Wakanda has technological advances that are years ahead of anyone else on Earth due to a special metal, “vibranium.” This metal makes up most items in Wakanda, including Black Panther’s superhero suit.
Along with all the colonizer jokes at the expense of CIA agent Everett Ross (Martin Freeman), T’Challa’s army general Okoye (Danai Gurira) delivers a sarcastic line that we haven’t been able to get out of our heads:
“Guns — how primitive,” she says.
The main antagonist, Erik Killmonger (Michael B. Jordan), is vengeful because he believes that there is a lot more Wakanda could be doing for the rest of the world.
Killmonger plays an essential role, highlighting how countries that have it all, like Wakanda, should be doing more for those in need.
Killmonger’s last words to T’Challa are, “Bury me in the ocean with my ancestors who jumped from ships because they knew death was better than bondage.”
Black Panther sensitively touches on important matters that need to be discussed, such as slavery and its ripple effect through history.
On a related note, Shuri, T’Challa’s sister and resident genius, plays an essential part in highlighting some of the wrongs that have been brought against African countries.
When Ross is brought to Shuri with a gunshot wound, Shuri excitedly says, “Another white boy for us to fix.” She uses her skills to heal him and, when he sneaks up on her after waking up, Shuri admonishes, “Don’t scare me, colonizer.”
Little, yet vital cues such as this that touch upon social issues that people tend to push to the margins make this film different and speak to its success.
Black Panther offers so many themes, ideas, and commentary that parallel the issues we face now as individuals, in our respective countries, on a global scale.

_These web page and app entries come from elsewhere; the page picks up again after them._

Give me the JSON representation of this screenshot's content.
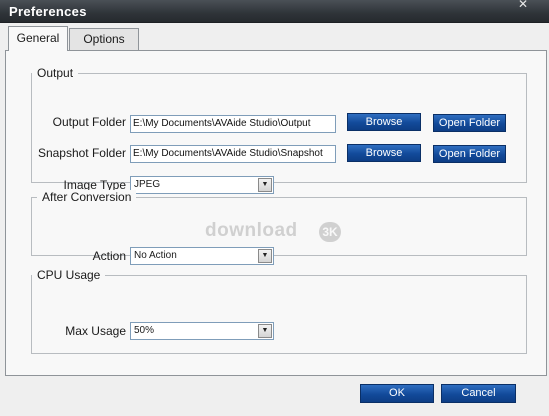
{
  "window": {
    "title": "Preferences",
    "close_glyph": "✕"
  },
  "tabs": [
    {
      "label": "General"
    },
    {
      "label": "Options"
    }
  ],
  "output": {
    "legend": "Output",
    "output_folder_label": "Output Folder",
    "output_folder_value": "E:\\My Documents\\AVAide Studio\\Output",
    "snapshot_folder_label": "Snapshot Folder",
    "snapshot_folder_value": "E:\\My Documents\\AVAide Studio\\Snapshot",
    "browse_label": "Browse",
    "open_folder_label": "Open Folder",
    "image_type_label": "Image Type",
    "image_type_value": "JPEG"
  },
  "after_conversion": {
    "legend": "After Conversion",
    "action_label": "Action",
    "action_value": "No Action"
  },
  "cpu_usage": {
    "legend": "CPU Usage",
    "max_usage_label": "Max Usage",
    "max_usage_value": "50%"
  },
  "watermark": {
    "text": "download",
    "badge": "3K"
  },
  "footer": {
    "ok_label": "OK",
    "cancel_label": "Cancel"
  },
  "colors": {
    "titlebar": "#2f3439",
    "button_blue": "#124a9a",
    "panel_bg": "#f8f8f8"
  }
}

The movie may have a typical superhero plot, but the messages are really what make this film one of Marvel’s best — and required viewing.